The legal hole in battling Covid-19
The Epidemic Diseases Act of 1897 is inadequate to tackle public health emergencies. Update itUpdated: Mar 19, 2020 17:55 IST
The Union government recently advised the states to invoke the Epidemic Diseases Act of 1897. The travesty is that this fossilised 123-year-old Act does not even define what an epidemic is. This one-page, four-section-long, Act is ill-equipped to deal with the coronavirus (Covid-19) pandemic. Nations such as Australia, Canada, England and the United States (US), over the years have enacted holistic laws to deal with public health emergencies.
The Act came into effect on February 4, 1897, to counter the bubonic plague epidemic in Mumbai. The Act was unable to restrict the plague to Mumbai and it soon spread to Bengaluru and other parts. The first section of the Act lays out the title and the extent of the bill; the second section authorises the state and central government to take exceptional measures and prescribe regulations that are to be observed to limit the spread of the disease; the third section specifies penalties for those violating the edict; and the fourth section gives protection under the law to officials and/or persons acting under the Act.
The Act is deficient as it fails to even define a dangerous disease, let alone an epidemic. It is silent on the sequestering and the sequencing required for the dissemination of drugs/vaccines and other preventive steps. Neither is there any underlying conception of the principles of human rights that need to be observed during the contingency and emergency measures to be implemented. The punishment prescribed in terms of Section 3 of the Act, that is pari-passu with Section 188 of the Indian Penal Code, also needs to be revisited This Section provides for a fine of ~200 and simple imprisonment of one month for violating an order of a public servant. While ~200 is a pittance, imprisonment is an excess.
Earlier, the Centre had conceptualised statutes such as the Model Public Health Act of 1955 that was updated in 1987. It was unable to convince states to adopt it since health is a state subject. The National Health Bill, 2009, was similarly targeted at providing an overarching legal framework for the provision of essential public health services by recognising health as a fundamental right. It also provided for a response mechanism for public health emergencies by outlining a collaborative federal framework. However, these did not lead to a legal structure as states considered it an encroachment on their domains.
India’s legal framework, therefore, comes up wretchedly short when contrasted with contemporaneous laws that exist elsewhere.
In Canada, emergency measures and emergency management at the federal level are governed by the Emergency Act, 1988, and the Emergency Management Act, 2007. Most provinces also have their own health Acts that delineate measures that are to be implemented in case of a health emergency. However, there is a comparatively higher bar for the federal government to take the lead in a health emergency. Hence, most health crises in Canada are handled at the provincial level in coordination with the central government.

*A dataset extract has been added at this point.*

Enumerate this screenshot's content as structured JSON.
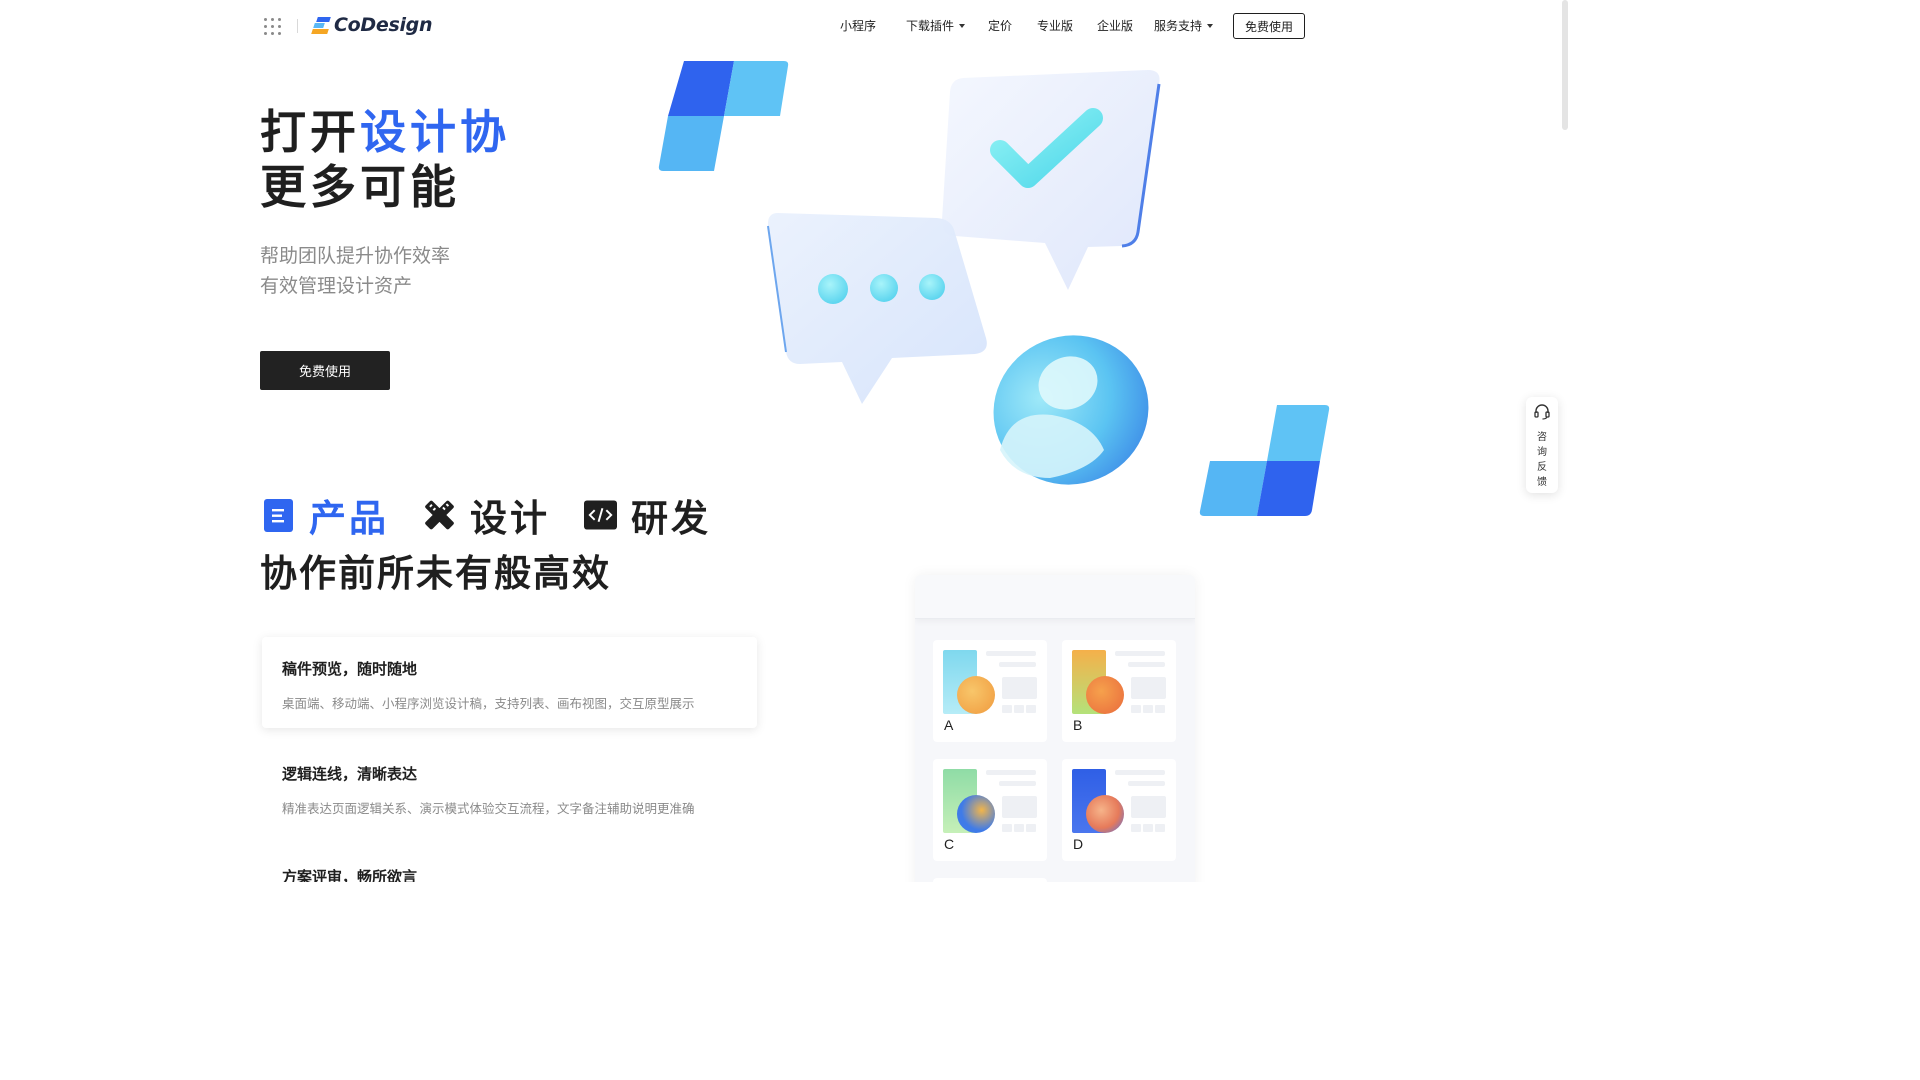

In Australia, the National Health Security Act, 2007, puts in place processes and structures to pre-empt, prevent and, in an eventuality, deal with national health emergencies, with designated entities providing coordination and oversight at the national level and the provinces applying their own laws, jurisdictional responses and coordination processes.
In England, the Public Health (Control of Disease) Act, 1984, was brought into force with the aim of creating specific functions for different authorities in response to a national health emergency. This Act provides for a clear hierarchical chain in which the primary, secondary and tertiary responders need to operate when dealing with a health challenge. Responsibilities are clearly defined in the Act.
The Public Health Service Act, 1944, in the US performs a similar function and creates an administrative framework to deal with any public health emergency. It foresees the need for supplemental manpower by creating a reserve corps to augment commissioned corps at short notice. The act was last amended in December 2019. President Donald Trump has now invoked the Defense Production Act 1950 to battle the pandemic.
With the bare-bones legislative structure that exists in India, the State will find it hard to find legal backing to lockdown entire cities, forcefully quarantine people, order the temporary closure of businesses, and distribute medicines were the contingency to arise. The manner in which people who have returned from abroad, and are reported as being unwell, are being picked up by police forces is a primitive response to the current situation. One person from Balachour, in my constituency of Anandpur Sahib, tragically committed suicide by jumping off the roof of Safdarjung hospital after he was taken for testing. The stage is set for a gross mismanagement that the country can ill-afford at this juncture.
During a discussion on the coronavirus in the Lok Sabha, I had pointed out this legal anomaly, while urging the government to bring about emergency legislation as Parliament is in session to rectify the situation. However, the suggestion, like all other good ones, fell on deaf ears.
Once again, I would like to urge the government that public health emergencies, such as the one that the coronavirus situation has created, provide an opportunity to update our laws. Some day, in the not-too-distant future, this legislative and policy gap could become our Achilles’ heel.